[Component data from apps and pages]
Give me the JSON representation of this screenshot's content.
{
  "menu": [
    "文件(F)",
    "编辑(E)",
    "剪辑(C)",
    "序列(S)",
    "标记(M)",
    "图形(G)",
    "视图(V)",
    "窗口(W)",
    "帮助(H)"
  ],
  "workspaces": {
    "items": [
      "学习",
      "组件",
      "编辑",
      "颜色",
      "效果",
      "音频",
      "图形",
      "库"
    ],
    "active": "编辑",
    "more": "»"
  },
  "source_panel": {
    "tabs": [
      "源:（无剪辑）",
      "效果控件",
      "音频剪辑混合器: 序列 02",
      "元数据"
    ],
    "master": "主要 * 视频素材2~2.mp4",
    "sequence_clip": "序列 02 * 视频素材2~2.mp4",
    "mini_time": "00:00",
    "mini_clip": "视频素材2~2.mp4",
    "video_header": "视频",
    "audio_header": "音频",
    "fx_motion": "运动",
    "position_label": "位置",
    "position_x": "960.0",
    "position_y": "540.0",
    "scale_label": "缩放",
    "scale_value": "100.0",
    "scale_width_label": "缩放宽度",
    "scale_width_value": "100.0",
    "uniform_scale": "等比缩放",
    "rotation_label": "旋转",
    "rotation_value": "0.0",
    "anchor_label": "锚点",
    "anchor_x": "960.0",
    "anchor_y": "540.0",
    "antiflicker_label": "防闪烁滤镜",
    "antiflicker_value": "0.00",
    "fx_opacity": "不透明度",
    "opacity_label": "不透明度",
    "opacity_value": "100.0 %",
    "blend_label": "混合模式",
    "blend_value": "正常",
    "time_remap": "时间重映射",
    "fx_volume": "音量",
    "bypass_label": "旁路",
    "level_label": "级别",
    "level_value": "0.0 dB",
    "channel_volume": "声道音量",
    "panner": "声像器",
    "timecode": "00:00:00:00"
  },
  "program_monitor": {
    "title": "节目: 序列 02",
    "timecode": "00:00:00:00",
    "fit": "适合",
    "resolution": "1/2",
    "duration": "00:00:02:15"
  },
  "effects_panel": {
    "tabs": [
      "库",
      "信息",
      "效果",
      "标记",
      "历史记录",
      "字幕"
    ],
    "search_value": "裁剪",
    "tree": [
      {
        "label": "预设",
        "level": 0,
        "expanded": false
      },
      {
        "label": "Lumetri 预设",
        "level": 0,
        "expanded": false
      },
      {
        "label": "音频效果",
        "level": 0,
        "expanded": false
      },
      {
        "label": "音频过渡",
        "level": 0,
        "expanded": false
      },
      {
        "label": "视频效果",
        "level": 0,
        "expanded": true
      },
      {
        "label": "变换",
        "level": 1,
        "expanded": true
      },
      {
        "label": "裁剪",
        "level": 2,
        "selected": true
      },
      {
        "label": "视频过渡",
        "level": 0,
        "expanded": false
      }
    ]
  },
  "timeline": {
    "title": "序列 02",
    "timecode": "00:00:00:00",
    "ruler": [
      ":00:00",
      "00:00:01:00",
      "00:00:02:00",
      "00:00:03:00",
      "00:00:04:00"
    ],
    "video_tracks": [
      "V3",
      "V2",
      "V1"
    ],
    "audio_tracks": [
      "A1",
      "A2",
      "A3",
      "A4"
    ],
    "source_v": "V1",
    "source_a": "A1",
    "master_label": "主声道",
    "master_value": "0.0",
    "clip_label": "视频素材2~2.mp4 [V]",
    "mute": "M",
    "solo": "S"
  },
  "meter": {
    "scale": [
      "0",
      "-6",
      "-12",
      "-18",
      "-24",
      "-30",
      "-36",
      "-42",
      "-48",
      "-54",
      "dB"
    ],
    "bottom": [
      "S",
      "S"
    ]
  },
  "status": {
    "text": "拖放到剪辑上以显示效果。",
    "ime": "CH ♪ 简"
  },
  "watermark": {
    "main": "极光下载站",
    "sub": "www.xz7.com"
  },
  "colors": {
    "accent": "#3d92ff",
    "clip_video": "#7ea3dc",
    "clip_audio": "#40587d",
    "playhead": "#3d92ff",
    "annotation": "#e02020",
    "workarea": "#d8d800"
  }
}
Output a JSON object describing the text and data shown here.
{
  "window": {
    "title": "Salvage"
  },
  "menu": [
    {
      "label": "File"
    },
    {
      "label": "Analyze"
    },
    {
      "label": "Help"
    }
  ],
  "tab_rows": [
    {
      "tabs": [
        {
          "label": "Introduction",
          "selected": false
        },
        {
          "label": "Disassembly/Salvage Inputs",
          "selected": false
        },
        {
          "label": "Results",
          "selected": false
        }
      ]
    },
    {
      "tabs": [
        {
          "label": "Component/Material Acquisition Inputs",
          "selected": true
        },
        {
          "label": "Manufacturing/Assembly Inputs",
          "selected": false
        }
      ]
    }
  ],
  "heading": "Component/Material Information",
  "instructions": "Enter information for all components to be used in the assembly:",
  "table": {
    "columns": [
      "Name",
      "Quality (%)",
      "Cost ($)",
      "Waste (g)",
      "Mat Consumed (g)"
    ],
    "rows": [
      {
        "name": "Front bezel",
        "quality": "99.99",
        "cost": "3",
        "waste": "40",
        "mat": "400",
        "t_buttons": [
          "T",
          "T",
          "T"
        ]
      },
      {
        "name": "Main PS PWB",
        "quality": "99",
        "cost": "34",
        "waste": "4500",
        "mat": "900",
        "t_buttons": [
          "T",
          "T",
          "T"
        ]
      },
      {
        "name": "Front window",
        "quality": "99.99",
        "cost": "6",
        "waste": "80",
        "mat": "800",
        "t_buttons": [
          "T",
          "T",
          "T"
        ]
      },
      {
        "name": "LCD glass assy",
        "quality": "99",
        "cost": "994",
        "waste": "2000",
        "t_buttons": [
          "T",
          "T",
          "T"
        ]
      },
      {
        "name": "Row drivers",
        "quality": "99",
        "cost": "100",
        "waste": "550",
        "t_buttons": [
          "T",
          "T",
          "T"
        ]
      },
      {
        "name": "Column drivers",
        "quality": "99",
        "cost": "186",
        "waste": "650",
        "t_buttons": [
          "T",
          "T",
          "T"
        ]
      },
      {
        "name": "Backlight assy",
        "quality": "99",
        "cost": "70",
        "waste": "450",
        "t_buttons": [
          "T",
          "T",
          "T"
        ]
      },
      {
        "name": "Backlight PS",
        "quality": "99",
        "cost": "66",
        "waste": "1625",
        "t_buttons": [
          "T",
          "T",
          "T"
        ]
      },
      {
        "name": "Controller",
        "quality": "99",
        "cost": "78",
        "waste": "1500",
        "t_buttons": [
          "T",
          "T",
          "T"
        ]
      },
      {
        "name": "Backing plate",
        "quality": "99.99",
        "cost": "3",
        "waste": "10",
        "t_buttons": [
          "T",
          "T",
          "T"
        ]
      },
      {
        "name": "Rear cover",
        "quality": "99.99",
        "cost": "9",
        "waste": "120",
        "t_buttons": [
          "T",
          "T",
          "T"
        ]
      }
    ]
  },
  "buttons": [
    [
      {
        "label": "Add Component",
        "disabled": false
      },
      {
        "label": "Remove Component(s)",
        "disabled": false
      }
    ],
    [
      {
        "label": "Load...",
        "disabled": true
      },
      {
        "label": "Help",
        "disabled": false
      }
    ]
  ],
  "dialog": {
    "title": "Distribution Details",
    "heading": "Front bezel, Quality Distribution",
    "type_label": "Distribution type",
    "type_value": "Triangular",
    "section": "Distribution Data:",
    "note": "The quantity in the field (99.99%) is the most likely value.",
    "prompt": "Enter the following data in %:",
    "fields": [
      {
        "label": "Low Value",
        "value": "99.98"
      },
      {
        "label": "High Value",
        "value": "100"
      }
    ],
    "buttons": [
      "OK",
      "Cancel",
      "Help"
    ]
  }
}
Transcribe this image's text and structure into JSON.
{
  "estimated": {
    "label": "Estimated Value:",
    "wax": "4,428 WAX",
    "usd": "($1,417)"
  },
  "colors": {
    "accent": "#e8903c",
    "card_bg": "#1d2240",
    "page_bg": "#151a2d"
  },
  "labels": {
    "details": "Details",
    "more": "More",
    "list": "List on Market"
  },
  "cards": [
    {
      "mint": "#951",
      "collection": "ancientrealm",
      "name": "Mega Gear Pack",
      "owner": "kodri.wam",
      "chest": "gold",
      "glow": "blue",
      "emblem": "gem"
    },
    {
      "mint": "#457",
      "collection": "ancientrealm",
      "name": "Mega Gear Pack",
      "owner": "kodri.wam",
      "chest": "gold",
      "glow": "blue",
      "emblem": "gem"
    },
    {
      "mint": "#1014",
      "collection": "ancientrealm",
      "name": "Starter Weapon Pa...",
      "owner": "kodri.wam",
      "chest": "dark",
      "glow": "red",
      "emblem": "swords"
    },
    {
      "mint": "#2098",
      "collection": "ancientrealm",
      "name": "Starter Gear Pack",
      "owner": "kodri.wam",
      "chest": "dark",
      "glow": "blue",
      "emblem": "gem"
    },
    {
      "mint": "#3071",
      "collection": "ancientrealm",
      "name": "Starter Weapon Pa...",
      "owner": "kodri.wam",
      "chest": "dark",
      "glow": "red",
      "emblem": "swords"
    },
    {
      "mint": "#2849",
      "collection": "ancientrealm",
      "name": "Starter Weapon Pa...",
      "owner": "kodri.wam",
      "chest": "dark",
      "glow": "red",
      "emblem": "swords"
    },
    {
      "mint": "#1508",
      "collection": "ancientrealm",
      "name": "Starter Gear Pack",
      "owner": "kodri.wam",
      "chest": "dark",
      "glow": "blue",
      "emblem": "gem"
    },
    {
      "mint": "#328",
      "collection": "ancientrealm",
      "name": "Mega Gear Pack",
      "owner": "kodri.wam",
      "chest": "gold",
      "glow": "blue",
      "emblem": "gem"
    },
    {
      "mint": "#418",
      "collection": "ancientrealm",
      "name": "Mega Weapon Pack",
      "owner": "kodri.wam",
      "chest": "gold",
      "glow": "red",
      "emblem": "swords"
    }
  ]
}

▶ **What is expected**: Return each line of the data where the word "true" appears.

▶ **Exercise result**:
        "expanded": true
        "expanded": true
        "selected": true
          "selected": true
        "disabled": true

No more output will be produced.